Work out how many lines in the records include the word "this", then answer with nothing but that number.

(Saved entries)
= Beginning of Section =
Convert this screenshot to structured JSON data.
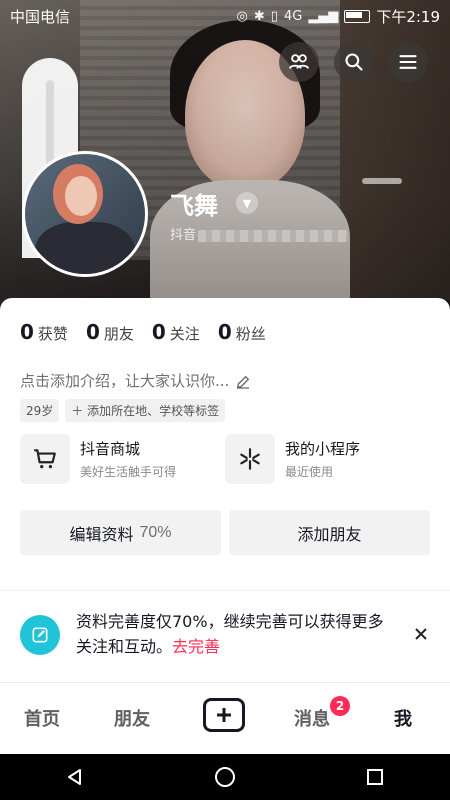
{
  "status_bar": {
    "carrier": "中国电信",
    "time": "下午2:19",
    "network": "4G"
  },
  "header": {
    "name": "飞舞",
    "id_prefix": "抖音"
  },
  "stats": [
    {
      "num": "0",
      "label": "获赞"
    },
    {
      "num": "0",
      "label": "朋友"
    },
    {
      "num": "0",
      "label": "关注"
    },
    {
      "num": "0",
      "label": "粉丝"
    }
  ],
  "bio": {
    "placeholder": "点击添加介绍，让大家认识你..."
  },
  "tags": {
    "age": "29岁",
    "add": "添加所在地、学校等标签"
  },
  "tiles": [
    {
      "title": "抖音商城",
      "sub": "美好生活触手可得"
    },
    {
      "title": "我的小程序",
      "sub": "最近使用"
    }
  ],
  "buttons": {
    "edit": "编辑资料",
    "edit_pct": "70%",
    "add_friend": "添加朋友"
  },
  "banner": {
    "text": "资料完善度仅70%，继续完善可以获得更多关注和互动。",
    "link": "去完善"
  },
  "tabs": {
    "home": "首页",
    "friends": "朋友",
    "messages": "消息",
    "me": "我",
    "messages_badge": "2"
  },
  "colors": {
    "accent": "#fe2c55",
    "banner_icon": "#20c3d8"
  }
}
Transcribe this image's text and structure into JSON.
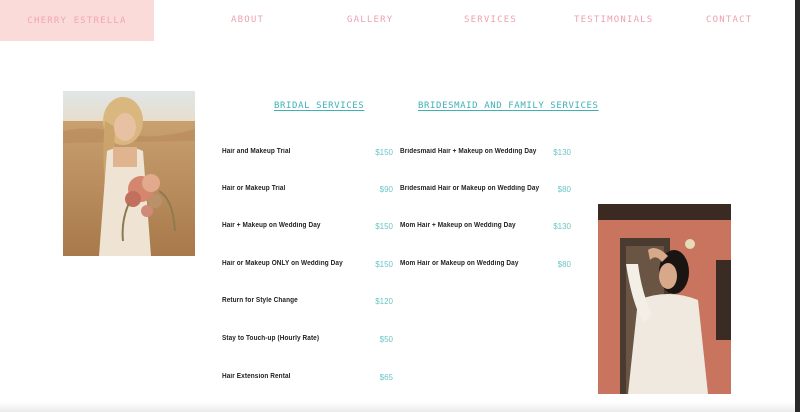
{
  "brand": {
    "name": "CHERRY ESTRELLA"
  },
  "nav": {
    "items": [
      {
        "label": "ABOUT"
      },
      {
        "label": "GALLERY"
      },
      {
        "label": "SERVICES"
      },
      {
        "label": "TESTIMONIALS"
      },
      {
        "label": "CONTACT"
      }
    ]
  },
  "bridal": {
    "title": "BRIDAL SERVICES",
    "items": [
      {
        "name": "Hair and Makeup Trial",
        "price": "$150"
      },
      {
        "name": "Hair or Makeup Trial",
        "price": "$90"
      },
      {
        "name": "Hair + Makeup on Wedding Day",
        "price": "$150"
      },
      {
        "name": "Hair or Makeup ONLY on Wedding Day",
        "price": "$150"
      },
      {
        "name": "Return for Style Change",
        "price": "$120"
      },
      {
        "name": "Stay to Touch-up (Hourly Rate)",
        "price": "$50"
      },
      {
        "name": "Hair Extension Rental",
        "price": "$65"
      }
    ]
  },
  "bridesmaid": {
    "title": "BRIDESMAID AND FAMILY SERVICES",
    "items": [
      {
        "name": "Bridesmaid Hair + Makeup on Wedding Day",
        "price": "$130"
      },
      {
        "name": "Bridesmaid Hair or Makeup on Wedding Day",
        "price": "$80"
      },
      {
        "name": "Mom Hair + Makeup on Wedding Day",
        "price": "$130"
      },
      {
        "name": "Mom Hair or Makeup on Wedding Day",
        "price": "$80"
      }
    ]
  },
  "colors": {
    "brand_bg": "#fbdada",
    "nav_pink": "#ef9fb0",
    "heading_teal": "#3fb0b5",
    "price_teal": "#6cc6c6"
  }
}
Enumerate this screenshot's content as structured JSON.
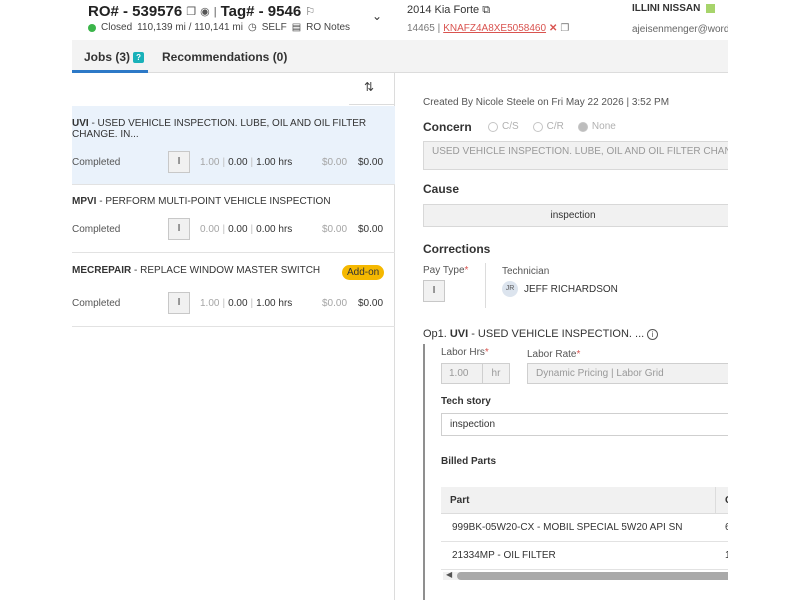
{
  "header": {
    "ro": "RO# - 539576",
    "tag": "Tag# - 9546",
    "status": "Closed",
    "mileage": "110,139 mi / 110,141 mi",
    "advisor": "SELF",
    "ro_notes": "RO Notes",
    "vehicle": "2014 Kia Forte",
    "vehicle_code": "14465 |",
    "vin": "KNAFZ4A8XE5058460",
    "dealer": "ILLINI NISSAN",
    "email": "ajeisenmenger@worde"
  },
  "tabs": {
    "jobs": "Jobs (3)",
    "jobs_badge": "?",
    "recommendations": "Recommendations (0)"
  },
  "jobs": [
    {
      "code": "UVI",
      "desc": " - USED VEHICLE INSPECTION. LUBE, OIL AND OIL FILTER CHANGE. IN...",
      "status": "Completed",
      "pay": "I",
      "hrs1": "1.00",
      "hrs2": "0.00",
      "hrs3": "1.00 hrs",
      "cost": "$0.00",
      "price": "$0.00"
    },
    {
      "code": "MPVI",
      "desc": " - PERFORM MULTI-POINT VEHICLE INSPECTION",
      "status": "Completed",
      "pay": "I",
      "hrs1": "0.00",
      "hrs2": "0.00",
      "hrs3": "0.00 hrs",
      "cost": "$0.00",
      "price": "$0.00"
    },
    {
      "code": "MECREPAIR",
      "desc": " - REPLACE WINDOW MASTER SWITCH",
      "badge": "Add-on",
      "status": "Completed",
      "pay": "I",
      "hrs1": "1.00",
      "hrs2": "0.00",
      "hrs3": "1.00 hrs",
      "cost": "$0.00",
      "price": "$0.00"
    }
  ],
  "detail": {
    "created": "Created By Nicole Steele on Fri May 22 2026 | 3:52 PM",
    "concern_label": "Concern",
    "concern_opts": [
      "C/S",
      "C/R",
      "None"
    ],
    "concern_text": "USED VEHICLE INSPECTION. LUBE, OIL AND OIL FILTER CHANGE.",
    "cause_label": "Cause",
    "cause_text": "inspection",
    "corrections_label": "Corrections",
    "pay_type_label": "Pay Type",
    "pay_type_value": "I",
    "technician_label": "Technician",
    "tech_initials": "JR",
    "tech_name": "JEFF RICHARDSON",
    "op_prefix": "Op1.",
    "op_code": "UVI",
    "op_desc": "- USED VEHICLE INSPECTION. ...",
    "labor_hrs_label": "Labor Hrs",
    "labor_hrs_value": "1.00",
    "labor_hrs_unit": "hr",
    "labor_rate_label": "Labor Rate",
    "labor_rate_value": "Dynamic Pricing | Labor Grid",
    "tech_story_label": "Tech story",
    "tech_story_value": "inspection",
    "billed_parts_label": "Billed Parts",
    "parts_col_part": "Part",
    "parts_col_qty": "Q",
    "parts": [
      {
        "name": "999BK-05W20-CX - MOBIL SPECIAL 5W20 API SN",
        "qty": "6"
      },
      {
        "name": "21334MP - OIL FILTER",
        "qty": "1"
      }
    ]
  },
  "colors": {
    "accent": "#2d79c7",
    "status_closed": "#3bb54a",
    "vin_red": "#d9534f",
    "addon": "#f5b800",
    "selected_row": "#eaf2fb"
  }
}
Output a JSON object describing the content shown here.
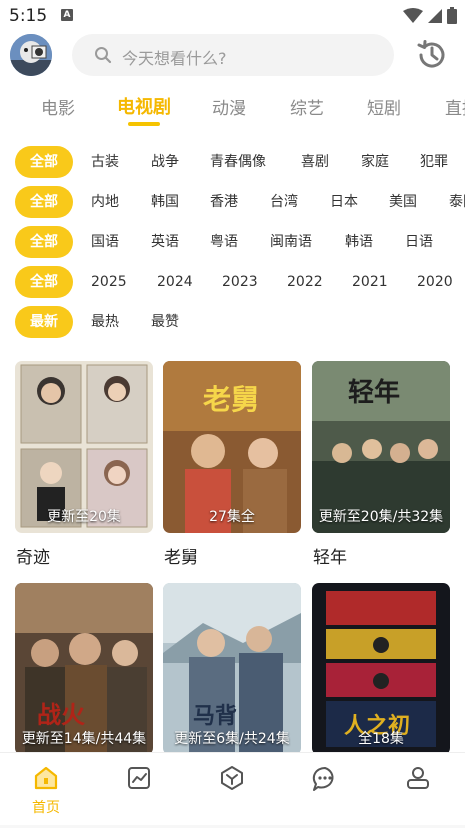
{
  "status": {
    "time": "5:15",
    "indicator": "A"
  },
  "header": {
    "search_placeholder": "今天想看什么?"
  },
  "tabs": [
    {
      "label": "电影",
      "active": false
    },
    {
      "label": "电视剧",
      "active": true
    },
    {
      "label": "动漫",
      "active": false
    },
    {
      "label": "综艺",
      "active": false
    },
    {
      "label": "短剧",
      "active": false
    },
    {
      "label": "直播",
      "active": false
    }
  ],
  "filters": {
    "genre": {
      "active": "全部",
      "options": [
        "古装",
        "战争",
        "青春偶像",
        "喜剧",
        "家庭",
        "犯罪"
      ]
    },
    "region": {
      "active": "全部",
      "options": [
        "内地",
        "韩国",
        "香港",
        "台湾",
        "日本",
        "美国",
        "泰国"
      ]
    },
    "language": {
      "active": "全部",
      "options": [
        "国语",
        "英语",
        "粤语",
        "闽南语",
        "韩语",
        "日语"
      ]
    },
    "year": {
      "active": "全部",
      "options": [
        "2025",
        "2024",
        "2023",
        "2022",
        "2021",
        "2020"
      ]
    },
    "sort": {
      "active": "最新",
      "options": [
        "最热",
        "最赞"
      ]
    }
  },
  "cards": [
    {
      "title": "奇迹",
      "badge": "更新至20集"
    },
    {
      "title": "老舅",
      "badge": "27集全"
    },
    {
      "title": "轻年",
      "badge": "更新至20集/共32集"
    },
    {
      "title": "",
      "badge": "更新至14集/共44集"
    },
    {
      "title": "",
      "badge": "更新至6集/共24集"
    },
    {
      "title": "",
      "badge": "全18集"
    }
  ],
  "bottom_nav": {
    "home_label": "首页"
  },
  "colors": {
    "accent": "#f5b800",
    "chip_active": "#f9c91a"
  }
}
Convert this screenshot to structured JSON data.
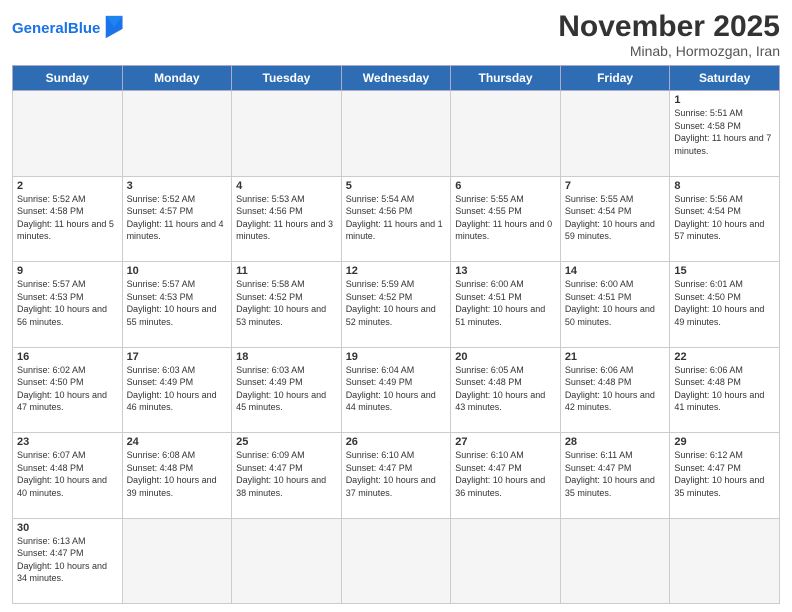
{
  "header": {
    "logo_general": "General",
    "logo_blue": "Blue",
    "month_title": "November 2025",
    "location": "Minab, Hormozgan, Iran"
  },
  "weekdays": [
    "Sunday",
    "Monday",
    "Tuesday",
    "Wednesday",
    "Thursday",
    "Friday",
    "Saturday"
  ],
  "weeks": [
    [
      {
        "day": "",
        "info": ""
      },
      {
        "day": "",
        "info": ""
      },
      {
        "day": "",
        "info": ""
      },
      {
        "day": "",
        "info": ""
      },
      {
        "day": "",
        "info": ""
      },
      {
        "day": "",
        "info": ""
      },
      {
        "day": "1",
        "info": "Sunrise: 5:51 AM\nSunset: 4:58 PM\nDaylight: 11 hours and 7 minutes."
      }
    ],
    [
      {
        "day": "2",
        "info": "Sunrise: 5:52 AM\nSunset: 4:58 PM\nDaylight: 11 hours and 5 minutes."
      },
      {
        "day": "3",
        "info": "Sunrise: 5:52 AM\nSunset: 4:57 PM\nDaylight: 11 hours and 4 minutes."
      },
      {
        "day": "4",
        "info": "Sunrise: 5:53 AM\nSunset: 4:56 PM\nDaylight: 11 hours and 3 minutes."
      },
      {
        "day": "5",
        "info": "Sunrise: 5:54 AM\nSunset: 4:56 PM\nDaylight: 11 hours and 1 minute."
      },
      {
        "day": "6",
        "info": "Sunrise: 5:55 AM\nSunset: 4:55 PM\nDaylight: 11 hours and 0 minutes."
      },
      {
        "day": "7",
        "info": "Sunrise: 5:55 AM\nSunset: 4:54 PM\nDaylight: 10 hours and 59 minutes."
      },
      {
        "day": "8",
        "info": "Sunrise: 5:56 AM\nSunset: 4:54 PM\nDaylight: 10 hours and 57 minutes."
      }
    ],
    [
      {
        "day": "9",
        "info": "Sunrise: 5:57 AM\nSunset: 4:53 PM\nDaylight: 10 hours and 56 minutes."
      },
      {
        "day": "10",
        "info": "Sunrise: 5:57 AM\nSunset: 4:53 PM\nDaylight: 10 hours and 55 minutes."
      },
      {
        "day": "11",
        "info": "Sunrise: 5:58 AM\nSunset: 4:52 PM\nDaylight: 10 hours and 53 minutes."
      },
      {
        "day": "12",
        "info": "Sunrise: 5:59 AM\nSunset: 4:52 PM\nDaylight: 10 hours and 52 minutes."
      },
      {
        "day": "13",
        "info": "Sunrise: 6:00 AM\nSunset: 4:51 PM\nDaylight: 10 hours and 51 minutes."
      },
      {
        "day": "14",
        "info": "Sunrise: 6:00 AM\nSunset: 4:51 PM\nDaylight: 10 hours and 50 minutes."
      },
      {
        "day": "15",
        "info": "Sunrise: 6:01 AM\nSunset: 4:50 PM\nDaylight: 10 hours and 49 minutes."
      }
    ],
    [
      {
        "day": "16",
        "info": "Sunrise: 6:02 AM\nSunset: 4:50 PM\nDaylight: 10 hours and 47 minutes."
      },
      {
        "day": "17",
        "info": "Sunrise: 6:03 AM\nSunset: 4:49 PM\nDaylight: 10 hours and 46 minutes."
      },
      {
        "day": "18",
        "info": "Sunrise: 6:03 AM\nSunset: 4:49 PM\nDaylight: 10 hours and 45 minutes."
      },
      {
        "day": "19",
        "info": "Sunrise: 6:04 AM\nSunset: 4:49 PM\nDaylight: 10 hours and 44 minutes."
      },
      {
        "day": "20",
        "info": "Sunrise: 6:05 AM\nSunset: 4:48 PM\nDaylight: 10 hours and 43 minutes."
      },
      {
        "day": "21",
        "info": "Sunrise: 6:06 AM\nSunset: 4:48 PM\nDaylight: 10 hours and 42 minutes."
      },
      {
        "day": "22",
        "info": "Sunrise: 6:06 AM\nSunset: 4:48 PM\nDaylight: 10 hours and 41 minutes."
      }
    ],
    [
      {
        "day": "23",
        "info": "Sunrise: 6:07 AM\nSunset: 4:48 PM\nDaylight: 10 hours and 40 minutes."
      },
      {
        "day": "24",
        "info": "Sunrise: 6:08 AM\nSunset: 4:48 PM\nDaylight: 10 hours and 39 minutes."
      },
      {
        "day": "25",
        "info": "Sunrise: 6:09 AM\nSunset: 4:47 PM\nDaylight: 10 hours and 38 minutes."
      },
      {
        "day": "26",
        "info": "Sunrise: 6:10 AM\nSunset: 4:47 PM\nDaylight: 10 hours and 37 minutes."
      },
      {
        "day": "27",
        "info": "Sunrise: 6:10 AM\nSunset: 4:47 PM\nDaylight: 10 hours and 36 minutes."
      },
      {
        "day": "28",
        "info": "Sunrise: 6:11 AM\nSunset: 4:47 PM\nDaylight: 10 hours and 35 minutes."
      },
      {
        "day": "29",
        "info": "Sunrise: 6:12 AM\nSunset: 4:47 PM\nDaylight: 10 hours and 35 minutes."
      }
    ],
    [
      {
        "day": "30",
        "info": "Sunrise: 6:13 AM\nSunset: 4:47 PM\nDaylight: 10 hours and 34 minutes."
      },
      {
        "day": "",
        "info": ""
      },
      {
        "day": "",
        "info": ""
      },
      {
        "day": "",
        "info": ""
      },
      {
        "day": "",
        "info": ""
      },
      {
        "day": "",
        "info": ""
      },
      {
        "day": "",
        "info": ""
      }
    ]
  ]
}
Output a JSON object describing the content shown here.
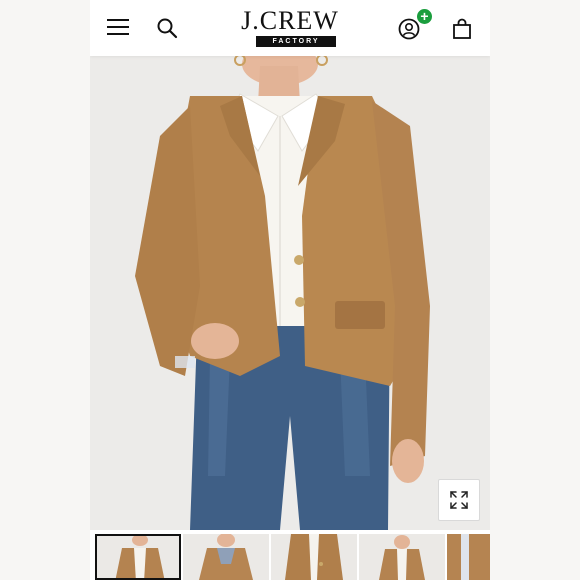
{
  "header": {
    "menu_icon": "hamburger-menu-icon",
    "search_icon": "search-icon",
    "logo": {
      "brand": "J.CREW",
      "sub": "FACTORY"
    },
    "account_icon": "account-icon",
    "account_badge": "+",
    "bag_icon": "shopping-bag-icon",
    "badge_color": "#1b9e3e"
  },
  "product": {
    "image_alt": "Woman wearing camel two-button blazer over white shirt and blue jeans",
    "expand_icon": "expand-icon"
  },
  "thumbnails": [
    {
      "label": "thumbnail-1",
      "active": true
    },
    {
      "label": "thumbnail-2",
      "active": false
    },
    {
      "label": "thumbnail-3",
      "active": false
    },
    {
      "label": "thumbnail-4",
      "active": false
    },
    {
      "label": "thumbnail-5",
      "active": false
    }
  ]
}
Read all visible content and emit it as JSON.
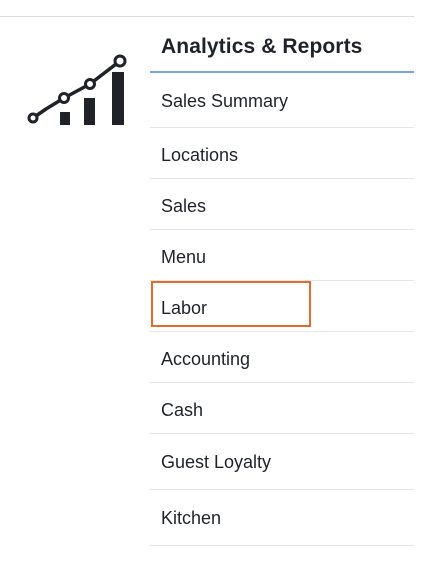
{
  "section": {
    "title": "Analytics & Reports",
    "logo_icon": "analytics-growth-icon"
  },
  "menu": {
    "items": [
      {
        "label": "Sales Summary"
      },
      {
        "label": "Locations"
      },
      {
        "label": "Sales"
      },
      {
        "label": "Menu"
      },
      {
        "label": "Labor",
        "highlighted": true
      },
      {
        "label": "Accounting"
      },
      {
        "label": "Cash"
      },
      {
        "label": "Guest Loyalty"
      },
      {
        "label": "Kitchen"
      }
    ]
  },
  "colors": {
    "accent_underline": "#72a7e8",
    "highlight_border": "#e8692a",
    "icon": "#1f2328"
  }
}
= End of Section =
## FINISHED TASK
4